PROBLEM STATEMENT
Start to finish, copy the data exactly.

[Page and application data records]
%%
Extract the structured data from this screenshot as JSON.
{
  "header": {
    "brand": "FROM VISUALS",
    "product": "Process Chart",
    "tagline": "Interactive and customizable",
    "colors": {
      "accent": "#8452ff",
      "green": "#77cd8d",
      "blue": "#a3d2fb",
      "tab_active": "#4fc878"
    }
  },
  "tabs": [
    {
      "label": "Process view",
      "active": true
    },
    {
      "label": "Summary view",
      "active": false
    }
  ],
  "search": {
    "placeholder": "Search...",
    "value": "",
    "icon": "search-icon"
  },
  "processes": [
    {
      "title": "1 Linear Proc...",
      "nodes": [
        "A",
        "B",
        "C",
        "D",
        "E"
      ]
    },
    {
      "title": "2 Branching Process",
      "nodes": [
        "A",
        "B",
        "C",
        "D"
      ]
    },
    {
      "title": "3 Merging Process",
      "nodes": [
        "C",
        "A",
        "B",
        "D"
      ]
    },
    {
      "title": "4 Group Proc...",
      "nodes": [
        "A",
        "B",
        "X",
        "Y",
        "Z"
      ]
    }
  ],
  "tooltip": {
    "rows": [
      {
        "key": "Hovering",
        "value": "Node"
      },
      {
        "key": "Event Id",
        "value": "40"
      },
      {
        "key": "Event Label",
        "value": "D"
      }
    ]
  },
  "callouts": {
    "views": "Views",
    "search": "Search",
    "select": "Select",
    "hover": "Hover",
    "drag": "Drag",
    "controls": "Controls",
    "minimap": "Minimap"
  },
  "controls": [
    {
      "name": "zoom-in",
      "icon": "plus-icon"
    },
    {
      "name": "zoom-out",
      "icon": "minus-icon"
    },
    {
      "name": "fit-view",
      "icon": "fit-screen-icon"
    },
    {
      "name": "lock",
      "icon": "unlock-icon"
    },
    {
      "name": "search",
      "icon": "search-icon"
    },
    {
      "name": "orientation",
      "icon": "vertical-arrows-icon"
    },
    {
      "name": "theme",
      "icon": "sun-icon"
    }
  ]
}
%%
WRITTEN RESPONSE
Extract the structured data from this screenshot as JSON.
{
  "header": {
    "brand": "FROM VISUALS",
    "product": "Process Chart",
    "tagline": "Interactive and customizable",
    "colors": {
      "accent": "#8452ff",
      "green": "#77cd8d",
      "blue": "#a3d2fb",
      "tab_active": "#4fc878"
    }
  },
  "tabs": [
    {
      "label": "Process view",
      "active": true
    },
    {
      "label": "Summary view",
      "active": false
    }
  ],
  "search": {
    "placeholder": "Search...",
    "value": "",
    "icon": "search-icon"
  },
  "processes": [
    {
      "title": "1 Linear Proc...",
      "nodes": [
        "A",
        "B",
        "C",
        "D",
        "E"
      ]
    },
    {
      "title": "2 Branching Process",
      "nodes": [
        "A",
        "B",
        "C",
        "D"
      ]
    },
    {
      "title": "3 Merging Process",
      "nodes": [
        "C",
        "A",
        "B",
        "D"
      ]
    },
    {
      "title": "4 Group Proc...",
      "nodes": [
        "A",
        "B",
        "X",
        "Y",
        "Z"
      ]
    }
  ],
  "tooltip": {
    "rows": [
      {
        "key": "Hovering",
        "value": "Node"
      },
      {
        "key": "Event Id",
        "value": "40"
      },
      {
        "key": "Event Label",
        "value": "D"
      }
    ]
  },
  "callouts": {
    "views": "Views",
    "search": "Search",
    "select": "Select",
    "hover": "Hover",
    "drag": "Drag",
    "controls": "Controls",
    "minimap": "Minimap"
  },
  "controls": [
    {
      "name": "zoom-in",
      "icon": "plus-icon"
    },
    {
      "name": "zoom-out",
      "icon": "minus-icon"
    },
    {
      "name": "fit-view",
      "icon": "fit-screen-icon"
    },
    {
      "name": "lock",
      "icon": "unlock-icon"
    },
    {
      "name": "search",
      "icon": "search-icon"
    },
    {
      "name": "orientation",
      "icon": "vertical-arrows-icon"
    },
    {
      "name": "theme",
      "icon": "sun-icon"
    }
  ]
}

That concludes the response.